(Items listed in a dataset)

++++++++

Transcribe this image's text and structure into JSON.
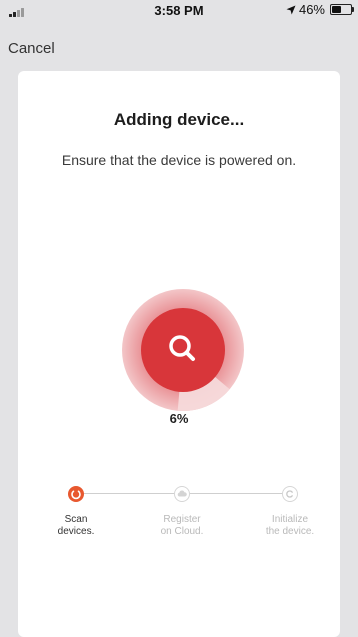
{
  "status_bar": {
    "time": "3:58 PM",
    "battery": "46%",
    "battery_level": 0.46
  },
  "nav": {
    "cancel_label": "Cancel"
  },
  "dialog": {
    "title": "Adding device...",
    "subtitle": "Ensure that the device is powered on.",
    "progress": 6,
    "progress_label": "6%"
  },
  "steps": [
    {
      "line1": "Scan",
      "line2": "devices.",
      "state": "active"
    },
    {
      "line1": "Register",
      "line2": "on Cloud.",
      "state": "pending"
    },
    {
      "line1": "Initialize",
      "line2": "the device.",
      "state": "pending"
    }
  ],
  "colors": {
    "accent": "#e8582f",
    "ring_outer": "#f1b4b7",
    "ring_inner": "#d8363a"
  },
  "icons": {
    "scan_step": "spinner-icon",
    "register_step": "cloud-icon",
    "initialize_step": "initialize-icon",
    "center": "search-icon"
  }
}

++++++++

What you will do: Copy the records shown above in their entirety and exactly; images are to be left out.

Result of the task:
Transcribe this image's text and structure into JSON.
{
  "status_bar": {
    "time": "3:58 PM",
    "battery": "46%",
    "battery_level": 0.46
  },
  "nav": {
    "cancel_label": "Cancel"
  },
  "dialog": {
    "title": "Adding device...",
    "subtitle": "Ensure that the device is powered on.",
    "progress": 6,
    "progress_label": "6%"
  },
  "steps": [
    {
      "line1": "Scan",
      "line2": "devices.",
      "state": "active"
    },
    {
      "line1": "Register",
      "line2": "on Cloud.",
      "state": "pending"
    },
    {
      "line1": "Initialize",
      "line2": "the device.",
      "state": "pending"
    }
  ],
  "colors": {
    "accent": "#e8582f",
    "ring_outer": "#f1b4b7",
    "ring_inner": "#d8363a"
  },
  "icons": {
    "scan_step": "spinner-icon",
    "register_step": "cloud-icon",
    "initialize_step": "initialize-icon",
    "center": "search-icon"
  }
}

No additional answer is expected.